The incident was blamed on the black youths headquartered at Gregory Congregational United Church of Christ next door. Aided by activist Ben Chavis, they were in the midst of a high school boycott stemming from unfair treatment by the administration and law enforcement officers. The next morning, a white supremacist passed through a police barricade and tried to open fire on the church before he was shot dead by an unknown assailant. Gov. Robert Scott called in the National Guard, who forcibly removed the suspects from the church.
Eight black high school students, Chavis and white anti-poverty activist Ann Shepherd were sentenced to prison on trumped-up charges of arson and conspiracy. A national movement secured their freedom after about 10 years, but it was not until 2012 that they were officially pardoned. The Wilmington Ten, as the accused came to be known, were victims of a racially and politically motivated legal imbroglio, complete with solicited and perjured testimony. This had more to do with white America's need to maintain the status quo than justice, as UNC-Chapel Hill professor and undergraduate studies director Kenneth Janken shows in his new book, The Wilmington Ten: Violence, Injustice, and the Rise of Black Politics in the 1970s, which he discusses at Quail Ridge Books on Jan. 21.
The INDY recently spoke with Janken about the framing and freeing of the Wilmington Ten and the organizational lessons for today's racial justice movements.
INDY: Reading about the Wilmington Ten, Bob Dylan's song "Hurricane" came to mind, with the legal system failing and the case being taken to the court of public opinion. Did the state fail in this case?
KENNETH JANKEN: It certainly did. The Wilmington Ten were convicted and sentenced to a total of 282 years in prison. They exhausted all appeals, lost every step of the way. Those mechanisms of justice failed. It was non-state actors that got President Carter's attention and got Andrew Young, then secretary of state, to admit that the U.S. had dozens of political prisoners. Amnesty International involved people from all over the globe.
Some political theories suggest that it was partially the church infrastructure that led to the efficacy of the civil rights movement in the South. Was that true here?
The [boycotters] were looking for a headquarters. They went to African-American churches, the Boys Club and the local NAACP, and were turned down at each. The only person who helped them was Eugene Templeton, a white minister who led a mostly black congregation at Gregory Congregational Church. Templeton called others in the church hierarchy, including the Commission for Racial Justice, and Ben Chavis was sent to help organizers. The church was very important, and the United Church of Christ and the CRJ continue to play a very important role in the struggle, but the students were not looking for religious leadership.
What was the impact of that joint effort, and what might the lesson be for movements today, like Black Lives Matter?
The leadership didn't treat the arrest and conviction of the Wilmington Ten as a unique miscarriage of justice; they linked it to the criminal justice system, police repression, labor laws and the exclusion of African-Americans from the political system. For the people who were concerned with those things but hadn't heard of the Wilmington Ten, they created connectors. They were able to bring in a variety of people who were far more moderate. Congressmen were involved in freeing the Wilmington Ten. That was unique because, today, most of those center or moderate politicians run away from anything radical.

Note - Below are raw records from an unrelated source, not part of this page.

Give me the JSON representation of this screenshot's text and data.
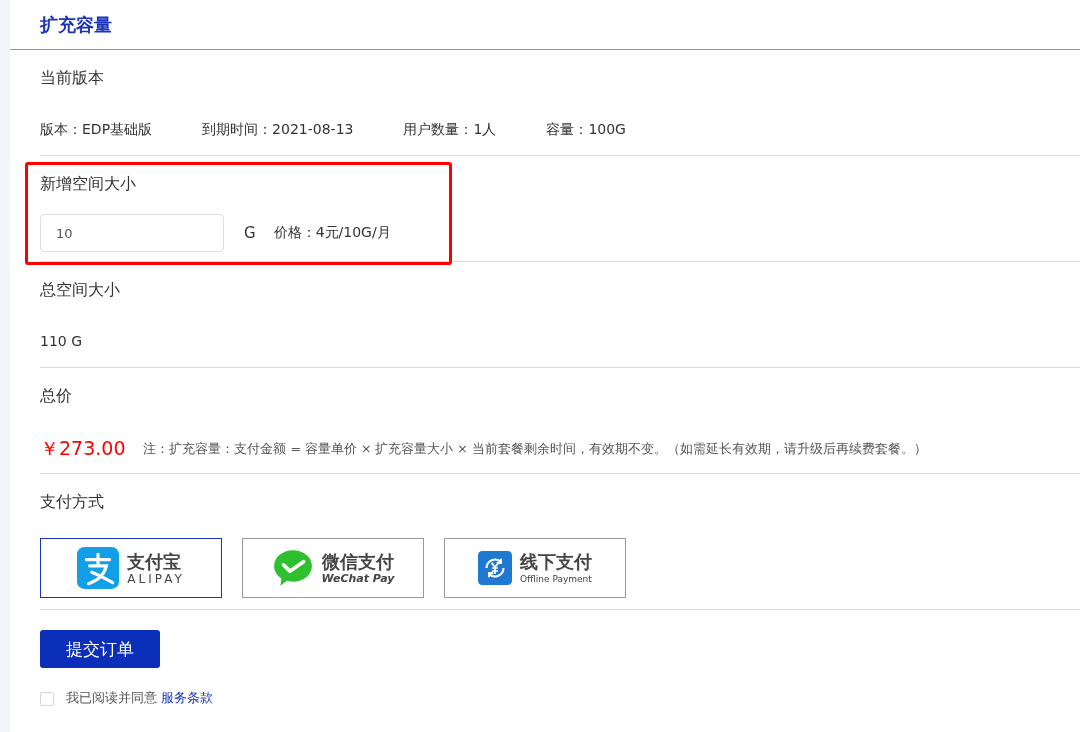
{
  "title": "扩充容量",
  "current_version": {
    "heading": "当前版本",
    "fields": [
      "版本：EDP基础版",
      "到期时间：2021-08-13",
      "用户数量：1人",
      "容量：100G"
    ]
  },
  "added_space": {
    "heading": "新增空间大小",
    "highlighted": true,
    "input_value": "10",
    "unit": "G",
    "price": "价格：4元/10G/月"
  },
  "total_space": {
    "heading": "总空间大小",
    "value": "110 G"
  },
  "total_price": {
    "heading": "总价",
    "amount": "￥273.00",
    "note": "注：扩充容量：支付金额 = 容量单价 × 扩充容量大小 × 当前套餐剩余时间，有效期不变。（如需延长有效期，请升级后再续费套餐。）"
  },
  "payment": {
    "heading": "支付方式",
    "methods": [
      {
        "kind": "alipay",
        "title": "支付宝",
        "subtitle": "ALIPAY",
        "selected": true
      },
      {
        "kind": "wechat",
        "title": "微信支付",
        "subtitle": "WeChat Pay",
        "selected": false
      },
      {
        "kind": "offline",
        "title": "线下支付",
        "subtitle": "Offline Payment",
        "selected": false
      }
    ]
  },
  "submit_button": "提交订单",
  "agreement": {
    "checked": false,
    "text": "我已阅读并同意",
    "link": "服务条款"
  }
}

Was the prosecution largely symbolic, operating within the framework of what society and the system wanted?
A major point of the frame-up of the Wilmington Ten was to get Ben Chavis. He was charismatic, effective, practical, could connect the specific to the general and mobilize people. North Carolina was a very important state in revolutionary nationalist and Black Power movements, and [the state] was interested in getting rid of radical, revolutionary nationalists like Chavis. What [prosecutor] Jay Stroud did was not unique.
In all your research, what affected you most?
I couldn't get away from the audacity of the government to ruin the lives of nine innocent people to get one person. One of the Wilmington Ten said, "There was no Wilmington Ten." All 10 didn't know each other. They were not a group; they didn't hang out together. The Wilmington Ten was a creation of the state to trash a movement. Another thing that really affected me was the solidarity the 10 exhibited. None of them gave testimony against Chavis or each other. That's very, very heroic. Looking through the trial transcripts, how the state lied and justified its lies was so angering. And the dedication of the defense attorneys, like James Ferguson, blew my mind.
What do you want the average person to take away from reading this book?
The story of the judicial misconduct. The state was willing to go to just about any lengths to smash an insurgent movement. It's important to look at the trial, the jury selection, the judge and the systematic attempts to crush the appeals. But the other side prevailed. This was part of a movement in North Carolina from the late 1960s to early 1980s that was built on insurgent politics and an effective organizing style that united left and center, linking specific grievances to larger systemic inequalities. There are lessons for how to organize if you look at that time period.
This article appeared in print with the headline "When a fire starts to burn "